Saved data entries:
***
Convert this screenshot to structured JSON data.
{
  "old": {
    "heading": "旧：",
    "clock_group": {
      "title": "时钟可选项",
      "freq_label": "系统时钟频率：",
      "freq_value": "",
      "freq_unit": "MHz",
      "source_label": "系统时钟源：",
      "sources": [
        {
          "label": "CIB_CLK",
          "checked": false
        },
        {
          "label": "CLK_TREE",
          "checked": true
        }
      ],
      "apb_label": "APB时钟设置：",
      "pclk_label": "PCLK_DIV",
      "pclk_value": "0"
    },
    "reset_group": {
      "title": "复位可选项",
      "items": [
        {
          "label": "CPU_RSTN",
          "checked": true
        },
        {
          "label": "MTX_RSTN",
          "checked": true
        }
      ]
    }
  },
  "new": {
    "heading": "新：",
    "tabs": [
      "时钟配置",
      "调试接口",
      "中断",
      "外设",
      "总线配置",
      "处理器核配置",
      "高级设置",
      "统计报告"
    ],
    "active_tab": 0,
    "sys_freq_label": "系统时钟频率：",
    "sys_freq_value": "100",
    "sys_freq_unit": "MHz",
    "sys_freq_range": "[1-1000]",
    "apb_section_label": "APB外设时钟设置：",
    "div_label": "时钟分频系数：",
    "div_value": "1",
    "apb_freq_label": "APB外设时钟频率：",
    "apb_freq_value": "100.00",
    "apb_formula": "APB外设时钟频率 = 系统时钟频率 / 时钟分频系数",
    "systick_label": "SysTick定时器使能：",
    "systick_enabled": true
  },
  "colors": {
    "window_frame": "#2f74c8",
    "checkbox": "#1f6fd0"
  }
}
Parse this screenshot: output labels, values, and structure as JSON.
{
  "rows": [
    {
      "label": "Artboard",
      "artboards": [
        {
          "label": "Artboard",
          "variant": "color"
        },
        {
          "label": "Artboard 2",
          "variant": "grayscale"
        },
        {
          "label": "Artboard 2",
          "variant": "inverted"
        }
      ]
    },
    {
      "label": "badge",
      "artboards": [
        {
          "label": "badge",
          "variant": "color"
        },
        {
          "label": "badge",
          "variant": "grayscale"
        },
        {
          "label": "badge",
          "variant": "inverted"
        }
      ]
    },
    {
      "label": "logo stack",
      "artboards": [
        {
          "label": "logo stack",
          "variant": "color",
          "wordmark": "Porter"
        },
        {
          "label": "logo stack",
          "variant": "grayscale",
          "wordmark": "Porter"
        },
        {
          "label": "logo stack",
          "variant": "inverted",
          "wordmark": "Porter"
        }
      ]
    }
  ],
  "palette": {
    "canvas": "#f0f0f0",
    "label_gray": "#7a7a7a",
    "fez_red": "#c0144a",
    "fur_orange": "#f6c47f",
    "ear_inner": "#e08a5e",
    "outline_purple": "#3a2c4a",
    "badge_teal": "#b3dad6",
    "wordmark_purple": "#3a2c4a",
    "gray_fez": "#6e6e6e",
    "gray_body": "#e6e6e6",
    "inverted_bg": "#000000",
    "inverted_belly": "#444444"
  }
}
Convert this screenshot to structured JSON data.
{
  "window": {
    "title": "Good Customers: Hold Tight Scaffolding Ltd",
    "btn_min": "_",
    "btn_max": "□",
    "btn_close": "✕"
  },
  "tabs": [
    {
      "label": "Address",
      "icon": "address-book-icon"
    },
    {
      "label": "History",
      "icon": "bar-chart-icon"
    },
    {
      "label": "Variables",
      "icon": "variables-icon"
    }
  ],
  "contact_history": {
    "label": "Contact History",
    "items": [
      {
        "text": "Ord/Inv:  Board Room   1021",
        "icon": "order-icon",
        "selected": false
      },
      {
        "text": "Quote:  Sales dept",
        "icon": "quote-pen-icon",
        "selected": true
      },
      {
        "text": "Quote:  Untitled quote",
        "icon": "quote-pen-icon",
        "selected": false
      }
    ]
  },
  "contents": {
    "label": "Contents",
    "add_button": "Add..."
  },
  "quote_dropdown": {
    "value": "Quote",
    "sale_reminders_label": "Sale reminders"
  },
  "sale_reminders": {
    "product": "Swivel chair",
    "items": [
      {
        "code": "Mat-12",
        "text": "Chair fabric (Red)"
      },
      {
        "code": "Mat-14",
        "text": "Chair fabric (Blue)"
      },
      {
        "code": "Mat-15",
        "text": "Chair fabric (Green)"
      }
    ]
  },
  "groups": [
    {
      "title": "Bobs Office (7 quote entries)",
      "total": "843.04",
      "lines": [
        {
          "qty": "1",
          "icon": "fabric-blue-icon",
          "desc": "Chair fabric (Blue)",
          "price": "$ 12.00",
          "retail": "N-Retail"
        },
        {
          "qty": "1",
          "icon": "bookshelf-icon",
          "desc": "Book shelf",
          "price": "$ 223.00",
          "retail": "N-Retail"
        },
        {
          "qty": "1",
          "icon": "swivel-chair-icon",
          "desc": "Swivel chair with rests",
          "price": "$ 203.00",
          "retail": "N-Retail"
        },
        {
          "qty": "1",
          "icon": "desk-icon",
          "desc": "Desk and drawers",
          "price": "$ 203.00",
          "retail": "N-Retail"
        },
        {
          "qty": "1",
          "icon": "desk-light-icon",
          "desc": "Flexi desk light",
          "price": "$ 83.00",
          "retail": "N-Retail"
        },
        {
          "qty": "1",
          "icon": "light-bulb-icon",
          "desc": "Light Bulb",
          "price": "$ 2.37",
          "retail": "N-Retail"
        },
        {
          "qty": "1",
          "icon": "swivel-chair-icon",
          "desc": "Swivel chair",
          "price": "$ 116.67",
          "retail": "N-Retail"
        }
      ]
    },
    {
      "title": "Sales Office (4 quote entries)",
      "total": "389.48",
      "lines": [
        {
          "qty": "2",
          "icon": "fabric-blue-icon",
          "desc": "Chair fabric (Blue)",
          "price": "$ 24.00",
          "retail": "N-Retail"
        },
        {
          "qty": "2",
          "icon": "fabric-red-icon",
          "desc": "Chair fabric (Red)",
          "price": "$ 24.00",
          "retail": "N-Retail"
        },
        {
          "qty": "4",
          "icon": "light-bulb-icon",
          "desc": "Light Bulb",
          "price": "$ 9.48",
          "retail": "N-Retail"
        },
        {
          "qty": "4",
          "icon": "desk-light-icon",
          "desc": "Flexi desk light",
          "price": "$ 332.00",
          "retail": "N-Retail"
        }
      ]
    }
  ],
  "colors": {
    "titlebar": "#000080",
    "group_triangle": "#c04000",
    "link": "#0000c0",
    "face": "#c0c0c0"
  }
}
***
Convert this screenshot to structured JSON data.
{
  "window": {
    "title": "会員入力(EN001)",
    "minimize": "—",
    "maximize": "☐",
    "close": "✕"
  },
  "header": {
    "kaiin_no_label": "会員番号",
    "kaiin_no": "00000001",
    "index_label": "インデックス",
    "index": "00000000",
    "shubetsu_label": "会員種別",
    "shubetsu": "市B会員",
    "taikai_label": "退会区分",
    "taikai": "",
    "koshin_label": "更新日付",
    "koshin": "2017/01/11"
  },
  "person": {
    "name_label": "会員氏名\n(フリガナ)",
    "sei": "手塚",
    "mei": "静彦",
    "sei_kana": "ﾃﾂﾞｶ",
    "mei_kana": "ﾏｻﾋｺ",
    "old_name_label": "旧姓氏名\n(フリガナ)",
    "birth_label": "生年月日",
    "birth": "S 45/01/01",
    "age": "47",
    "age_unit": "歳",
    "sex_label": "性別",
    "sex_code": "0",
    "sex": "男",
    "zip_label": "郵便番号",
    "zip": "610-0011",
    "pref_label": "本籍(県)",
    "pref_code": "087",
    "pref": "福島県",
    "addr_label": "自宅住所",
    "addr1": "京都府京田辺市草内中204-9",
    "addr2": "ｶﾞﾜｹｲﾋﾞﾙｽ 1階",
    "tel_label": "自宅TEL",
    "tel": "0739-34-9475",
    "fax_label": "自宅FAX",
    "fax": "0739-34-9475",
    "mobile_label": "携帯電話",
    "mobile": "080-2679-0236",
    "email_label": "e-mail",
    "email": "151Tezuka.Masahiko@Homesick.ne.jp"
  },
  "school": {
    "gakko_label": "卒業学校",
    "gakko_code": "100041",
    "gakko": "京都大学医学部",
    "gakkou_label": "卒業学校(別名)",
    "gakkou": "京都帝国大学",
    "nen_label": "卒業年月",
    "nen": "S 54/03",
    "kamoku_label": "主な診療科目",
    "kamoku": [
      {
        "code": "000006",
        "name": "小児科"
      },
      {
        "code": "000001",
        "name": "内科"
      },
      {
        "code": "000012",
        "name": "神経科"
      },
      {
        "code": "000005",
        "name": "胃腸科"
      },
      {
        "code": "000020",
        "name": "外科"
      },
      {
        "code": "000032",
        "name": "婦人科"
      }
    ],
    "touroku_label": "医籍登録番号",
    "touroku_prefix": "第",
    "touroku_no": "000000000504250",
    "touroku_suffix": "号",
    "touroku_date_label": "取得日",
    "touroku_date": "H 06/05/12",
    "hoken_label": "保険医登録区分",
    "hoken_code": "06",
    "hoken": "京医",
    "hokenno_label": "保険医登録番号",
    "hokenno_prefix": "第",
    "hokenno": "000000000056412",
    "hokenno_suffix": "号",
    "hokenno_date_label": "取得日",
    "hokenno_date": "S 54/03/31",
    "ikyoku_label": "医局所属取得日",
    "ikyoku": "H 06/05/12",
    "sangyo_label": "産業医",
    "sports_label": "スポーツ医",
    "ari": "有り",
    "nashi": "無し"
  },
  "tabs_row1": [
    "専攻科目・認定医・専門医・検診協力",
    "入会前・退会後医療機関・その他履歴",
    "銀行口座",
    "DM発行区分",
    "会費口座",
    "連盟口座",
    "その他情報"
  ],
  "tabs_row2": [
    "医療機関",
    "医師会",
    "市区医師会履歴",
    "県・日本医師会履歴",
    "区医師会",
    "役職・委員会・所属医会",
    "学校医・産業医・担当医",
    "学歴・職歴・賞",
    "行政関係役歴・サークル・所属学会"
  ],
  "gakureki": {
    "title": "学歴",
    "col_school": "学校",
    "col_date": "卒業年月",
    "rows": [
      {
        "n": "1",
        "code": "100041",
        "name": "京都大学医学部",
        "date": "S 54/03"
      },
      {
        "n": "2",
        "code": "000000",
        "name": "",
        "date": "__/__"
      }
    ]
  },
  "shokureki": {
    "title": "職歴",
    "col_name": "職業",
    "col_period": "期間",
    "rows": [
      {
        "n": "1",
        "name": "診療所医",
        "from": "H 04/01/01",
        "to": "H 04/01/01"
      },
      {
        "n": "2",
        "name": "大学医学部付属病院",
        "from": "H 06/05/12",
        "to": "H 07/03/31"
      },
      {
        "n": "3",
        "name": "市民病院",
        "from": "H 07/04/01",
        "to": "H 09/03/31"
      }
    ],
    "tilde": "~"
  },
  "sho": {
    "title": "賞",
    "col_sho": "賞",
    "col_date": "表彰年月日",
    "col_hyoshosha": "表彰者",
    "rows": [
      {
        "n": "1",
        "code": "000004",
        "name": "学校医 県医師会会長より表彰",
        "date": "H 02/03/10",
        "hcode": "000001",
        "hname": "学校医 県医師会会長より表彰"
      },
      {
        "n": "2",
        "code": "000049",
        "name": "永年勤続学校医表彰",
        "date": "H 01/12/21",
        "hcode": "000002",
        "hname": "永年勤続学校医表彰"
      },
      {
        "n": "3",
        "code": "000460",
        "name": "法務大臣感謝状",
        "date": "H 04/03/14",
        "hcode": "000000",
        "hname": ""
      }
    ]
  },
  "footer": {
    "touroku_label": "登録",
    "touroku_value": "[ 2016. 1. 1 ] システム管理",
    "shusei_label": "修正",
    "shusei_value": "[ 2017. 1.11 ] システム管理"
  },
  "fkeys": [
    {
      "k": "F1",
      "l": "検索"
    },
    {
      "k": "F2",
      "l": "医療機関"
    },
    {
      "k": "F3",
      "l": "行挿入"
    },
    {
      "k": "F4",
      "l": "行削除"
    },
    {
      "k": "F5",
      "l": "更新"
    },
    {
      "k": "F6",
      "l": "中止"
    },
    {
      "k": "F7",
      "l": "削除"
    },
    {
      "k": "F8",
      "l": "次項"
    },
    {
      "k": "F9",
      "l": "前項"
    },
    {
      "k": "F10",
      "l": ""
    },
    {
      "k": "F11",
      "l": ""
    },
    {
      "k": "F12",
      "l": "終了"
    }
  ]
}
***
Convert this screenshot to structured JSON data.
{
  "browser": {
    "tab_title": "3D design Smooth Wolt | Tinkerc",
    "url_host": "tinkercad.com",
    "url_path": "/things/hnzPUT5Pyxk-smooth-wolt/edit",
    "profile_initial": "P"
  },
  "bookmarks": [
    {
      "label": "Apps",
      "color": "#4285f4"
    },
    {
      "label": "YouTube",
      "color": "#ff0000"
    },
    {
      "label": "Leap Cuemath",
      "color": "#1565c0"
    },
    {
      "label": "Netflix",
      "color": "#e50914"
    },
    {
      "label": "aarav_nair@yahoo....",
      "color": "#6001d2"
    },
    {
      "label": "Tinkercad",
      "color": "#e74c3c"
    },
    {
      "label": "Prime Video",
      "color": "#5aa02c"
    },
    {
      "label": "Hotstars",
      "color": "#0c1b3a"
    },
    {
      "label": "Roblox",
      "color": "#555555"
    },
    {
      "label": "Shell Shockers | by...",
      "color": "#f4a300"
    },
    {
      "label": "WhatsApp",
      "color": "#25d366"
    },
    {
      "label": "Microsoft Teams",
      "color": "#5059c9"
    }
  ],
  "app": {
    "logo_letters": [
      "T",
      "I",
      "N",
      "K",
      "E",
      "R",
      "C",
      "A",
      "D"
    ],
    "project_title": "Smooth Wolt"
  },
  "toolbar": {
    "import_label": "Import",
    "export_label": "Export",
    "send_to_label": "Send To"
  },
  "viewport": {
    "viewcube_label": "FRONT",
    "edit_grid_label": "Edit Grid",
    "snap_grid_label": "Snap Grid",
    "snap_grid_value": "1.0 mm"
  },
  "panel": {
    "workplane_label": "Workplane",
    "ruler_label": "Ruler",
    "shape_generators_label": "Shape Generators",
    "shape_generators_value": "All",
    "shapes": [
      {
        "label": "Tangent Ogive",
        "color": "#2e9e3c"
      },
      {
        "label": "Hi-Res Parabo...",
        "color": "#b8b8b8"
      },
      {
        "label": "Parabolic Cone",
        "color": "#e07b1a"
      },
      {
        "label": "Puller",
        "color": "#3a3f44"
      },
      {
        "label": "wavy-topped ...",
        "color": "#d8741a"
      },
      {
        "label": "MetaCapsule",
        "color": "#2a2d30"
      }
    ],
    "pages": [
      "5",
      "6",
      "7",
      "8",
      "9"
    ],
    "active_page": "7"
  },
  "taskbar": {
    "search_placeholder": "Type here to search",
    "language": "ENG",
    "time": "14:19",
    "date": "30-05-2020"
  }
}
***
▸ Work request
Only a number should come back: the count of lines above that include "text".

▸ Solution
6